Each record is to be reproduced verbatim.
━━━━━━━━━━━━━━━━━━━━
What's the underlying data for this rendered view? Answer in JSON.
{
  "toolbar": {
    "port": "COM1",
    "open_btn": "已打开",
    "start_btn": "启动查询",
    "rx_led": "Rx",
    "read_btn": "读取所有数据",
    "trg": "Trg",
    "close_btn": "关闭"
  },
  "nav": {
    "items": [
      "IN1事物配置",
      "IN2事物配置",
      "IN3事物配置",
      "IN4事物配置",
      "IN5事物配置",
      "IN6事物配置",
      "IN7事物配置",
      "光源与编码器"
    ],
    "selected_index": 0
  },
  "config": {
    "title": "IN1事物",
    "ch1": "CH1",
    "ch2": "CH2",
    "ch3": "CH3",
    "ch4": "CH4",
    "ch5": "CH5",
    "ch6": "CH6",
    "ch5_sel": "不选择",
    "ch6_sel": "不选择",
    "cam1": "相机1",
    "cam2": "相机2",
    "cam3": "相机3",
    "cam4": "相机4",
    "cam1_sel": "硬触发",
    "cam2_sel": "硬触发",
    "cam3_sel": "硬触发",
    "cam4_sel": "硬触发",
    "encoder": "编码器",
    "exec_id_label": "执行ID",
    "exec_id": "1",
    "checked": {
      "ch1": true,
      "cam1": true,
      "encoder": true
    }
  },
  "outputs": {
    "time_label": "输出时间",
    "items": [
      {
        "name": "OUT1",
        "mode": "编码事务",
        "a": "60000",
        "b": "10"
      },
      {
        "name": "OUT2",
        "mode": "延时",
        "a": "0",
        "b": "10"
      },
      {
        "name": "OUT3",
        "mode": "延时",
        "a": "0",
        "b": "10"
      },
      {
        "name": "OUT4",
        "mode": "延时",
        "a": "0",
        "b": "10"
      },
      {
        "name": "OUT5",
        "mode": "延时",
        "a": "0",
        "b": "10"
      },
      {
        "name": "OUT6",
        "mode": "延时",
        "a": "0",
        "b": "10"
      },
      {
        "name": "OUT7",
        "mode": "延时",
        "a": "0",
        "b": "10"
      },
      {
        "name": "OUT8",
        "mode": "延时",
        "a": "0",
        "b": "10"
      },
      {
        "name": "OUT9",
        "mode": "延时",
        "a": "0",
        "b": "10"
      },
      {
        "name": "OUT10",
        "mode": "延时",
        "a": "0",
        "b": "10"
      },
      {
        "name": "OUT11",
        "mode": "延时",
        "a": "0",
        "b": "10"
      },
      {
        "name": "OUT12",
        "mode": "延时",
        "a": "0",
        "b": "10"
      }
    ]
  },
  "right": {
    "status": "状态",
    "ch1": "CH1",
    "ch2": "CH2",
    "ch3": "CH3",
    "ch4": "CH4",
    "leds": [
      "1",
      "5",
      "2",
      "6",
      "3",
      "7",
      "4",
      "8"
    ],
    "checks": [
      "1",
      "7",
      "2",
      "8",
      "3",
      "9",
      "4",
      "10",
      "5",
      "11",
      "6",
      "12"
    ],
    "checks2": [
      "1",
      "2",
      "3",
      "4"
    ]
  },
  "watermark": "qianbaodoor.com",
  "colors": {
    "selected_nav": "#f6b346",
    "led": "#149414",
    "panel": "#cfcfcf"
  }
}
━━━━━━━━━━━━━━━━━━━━
**Completed exercise**
What's the underlying data for this rendered view? Answer in JSON.
{
  "toolbar": {
    "port": "COM1",
    "open_btn": "已打开",
    "start_btn": "启动查询",
    "rx_led": "Rx",
    "read_btn": "读取所有数据",
    "trg": "Trg",
    "close_btn": "关闭"
  },
  "nav": {
    "items": [
      "IN1事物配置",
      "IN2事物配置",
      "IN3事物配置",
      "IN4事物配置",
      "IN5事物配置",
      "IN6事物配置",
      "IN7事物配置",
      "光源与编码器"
    ],
    "selected_index": 0
  },
  "config": {
    "title": "IN1事物",
    "ch1": "CH1",
    "ch2": "CH2",
    "ch3": "CH3",
    "ch4": "CH4",
    "ch5": "CH5",
    "ch6": "CH6",
    "ch5_sel": "不选择",
    "ch6_sel": "不选择",
    "cam1": "相机1",
    "cam2": "相机2",
    "cam3": "相机3",
    "cam4": "相机4",
    "cam1_sel": "硬触发",
    "cam2_sel": "硬触发",
    "cam3_sel": "硬触发",
    "cam4_sel": "硬触发",
    "encoder": "编码器",
    "exec_id_label": "执行ID",
    "exec_id": "1",
    "checked": {
      "ch1": true,
      "cam1": true,
      "encoder": true
    }
  },
  "outputs": {
    "time_label": "输出时间",
    "items": [
      {
        "name": "OUT1",
        "mode": "编码事务",
        "a": "60000",
        "b": "10"
      },
      {
        "name": "OUT2",
        "mode": "延时",
        "a": "0",
        "b": "10"
      },
      {
        "name": "OUT3",
        "mode": "延时",
        "a": "0",
        "b": "10"
      },
      {
        "name": "OUT4",
        "mode": "延时",
        "a": "0",
        "b": "10"
      },
      {
        "name": "OUT5",
        "mode": "延时",
        "a": "0",
        "b": "10"
      },
      {
        "name": "OUT6",
        "mode": "延时",
        "a": "0",
        "b": "10"
      },
      {
        "name": "OUT7",
        "mode": "延时",
        "a": "0",
        "b": "10"
      },
      {
        "name": "OUT8",
        "mode": "延时",
        "a": "0",
        "b": "10"
      },
      {
        "name": "OUT9",
        "mode": "延时",
        "a": "0",
        "b": "10"
      },
      {
        "name": "OUT10",
        "mode": "延时",
        "a": "0",
        "b": "10"
      },
      {
        "name": "OUT11",
        "mode": "延时",
        "a": "0",
        "b": "10"
      },
      {
        "name": "OUT12",
        "mode": "延时",
        "a": "0",
        "b": "10"
      }
    ]
  },
  "right": {
    "status": "状态",
    "ch1": "CH1",
    "ch2": "CH2",
    "ch3": "CH3",
    "ch4": "CH4",
    "leds": [
      "1",
      "5",
      "2",
      "6",
      "3",
      "7",
      "4",
      "8"
    ],
    "checks": [
      "1",
      "7",
      "2",
      "8",
      "3",
      "9",
      "4",
      "10",
      "5",
      "11",
      "6",
      "12"
    ],
    "checks2": [
      "1",
      "2",
      "3",
      "4"
    ]
  },
  "watermark": "qianbaodoor.com",
  "colors": {
    "selected_nav": "#f6b346",
    "led": "#149414",
    "panel": "#cfcfcf"
  }
}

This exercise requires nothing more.